Denmark ushers in new era in renewable energy, vowing to create world’s first “Energy Islands”
Late last night, a broad-based coalition representing 171 out of the 179 members of the Danish parliament concluded a landmark climate agreement. It will quadruple Denmark’s total offshore wind energy capacity by 2030 and could meet electricity demand of 7.7 million European households.
Energy islands act as hubs, allowing the connection of several offshore wind farms, distributing power between the countries connected to the island. The two titanic offshore wind energy islands will be located in the North Sea and Baltic Sea and can help increase Europe’s share of renewable energy.
Furthermore, the agreement will provide significant investments in the development of carbon capture technology and sustainable e-fuels such as green hydrogen.
The agreement will also transform the Danish heating sector by lowering taxes on renewables and incentivize the replacement of oil and gas heaters with heat pumps and district energy. Furthermore, it will fund charging stations for electric vehicles and help the industrial sector decarbonize through energy efficiency measures and increasing the use of renewable electricity and biogas.
Minister for Climate, Energy and Utilities, Mr. Dan Jørgensen said:
“By creating the world’s first two energy islands and by investing in sustainable fuels, we are making a crucial contribution to the international fight against climate change.
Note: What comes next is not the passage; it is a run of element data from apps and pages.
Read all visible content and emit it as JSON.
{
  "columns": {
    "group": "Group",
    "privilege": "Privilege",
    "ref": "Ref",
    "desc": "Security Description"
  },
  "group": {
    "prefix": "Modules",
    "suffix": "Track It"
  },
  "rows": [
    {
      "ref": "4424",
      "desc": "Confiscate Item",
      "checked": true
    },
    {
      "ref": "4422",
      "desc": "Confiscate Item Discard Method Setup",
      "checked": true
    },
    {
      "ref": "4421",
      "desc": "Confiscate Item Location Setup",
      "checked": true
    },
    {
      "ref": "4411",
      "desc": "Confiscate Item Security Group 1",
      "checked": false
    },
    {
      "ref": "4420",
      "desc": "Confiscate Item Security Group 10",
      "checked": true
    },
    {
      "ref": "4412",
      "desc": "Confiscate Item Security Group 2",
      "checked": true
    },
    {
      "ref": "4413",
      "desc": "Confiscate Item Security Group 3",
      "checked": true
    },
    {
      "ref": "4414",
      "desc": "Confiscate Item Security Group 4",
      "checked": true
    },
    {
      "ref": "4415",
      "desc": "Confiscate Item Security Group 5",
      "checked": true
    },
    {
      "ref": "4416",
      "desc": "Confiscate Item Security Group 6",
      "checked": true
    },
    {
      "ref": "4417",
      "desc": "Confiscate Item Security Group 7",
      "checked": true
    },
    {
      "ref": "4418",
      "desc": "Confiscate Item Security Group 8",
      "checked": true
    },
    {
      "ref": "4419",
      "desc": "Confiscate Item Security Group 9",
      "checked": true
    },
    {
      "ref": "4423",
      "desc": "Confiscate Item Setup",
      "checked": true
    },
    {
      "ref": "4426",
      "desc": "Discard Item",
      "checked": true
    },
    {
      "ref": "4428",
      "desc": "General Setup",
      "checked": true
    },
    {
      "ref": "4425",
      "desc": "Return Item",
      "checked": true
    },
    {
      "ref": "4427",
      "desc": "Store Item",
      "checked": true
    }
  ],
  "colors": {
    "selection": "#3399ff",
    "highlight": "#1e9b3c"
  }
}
I hope that this agreement will show other nations that climate action and economic recovery goes hand-in-hand. I am thrilled that we have concluded this agreement and would like to express my heartfelt gratitude to all the parties behind it.”
Minister for Finance, Mr. Nicolai Wammen stated:
“By concluding this agreement, Denmark has proved itself to be a global leader in the green energy transition. Moreover, it paves the way for a green economic recovery by funding some of the greatest infrastructure investments on record. By creating the world’s first energy islands, we are now entering a new era of renewable energy production. Concurrently we will invest in sustainable fuels, a sustainable heating sector and help decarbonize the industrial sector. I am extremely proud that we have managed to conclude a broad-based agreement that not only moves Denmark closer to reaching our national climate goal, but also creates numerous jobs in the years to come.”
In December 2019, the Danish Parliament agreed on a Climate Act that obligates Denmark to reduce its greenhouse gas emissions by 70% by 2030 (compared to 1990). Consequently, Denmark must reduce its emission by 20 million tons CO2e by 2030.
To meet this target, the Government is pursuing a Climate Action Plan that will require emission reduction across all sectors, including agriculture and transportation. The first chapter of the Climate Action Plan, reducing emissions from the waste sector (by 0.7 million tons CO2e), was concluded on June 16th. Last night’s agreement will reduce an additional 2.7 million tons CO2e, thus totaling 3.4 million tons.
The reduction is equivalent to the emissions of 350.000 people (that is similar to the population of the city of Aarhus, Denmark’s second largest city) or half of the emissions from Denmark’s vehicles.
In the latter half of 2020, the Government will start the political discussions on reducing emissions from agriculture and transportation.
For press inquiries, please contact:
Press adviser to the Minister for Climate, Energy and Utilities, Mr. Lasse Anker Bendtsen M +45 41 72 38 84,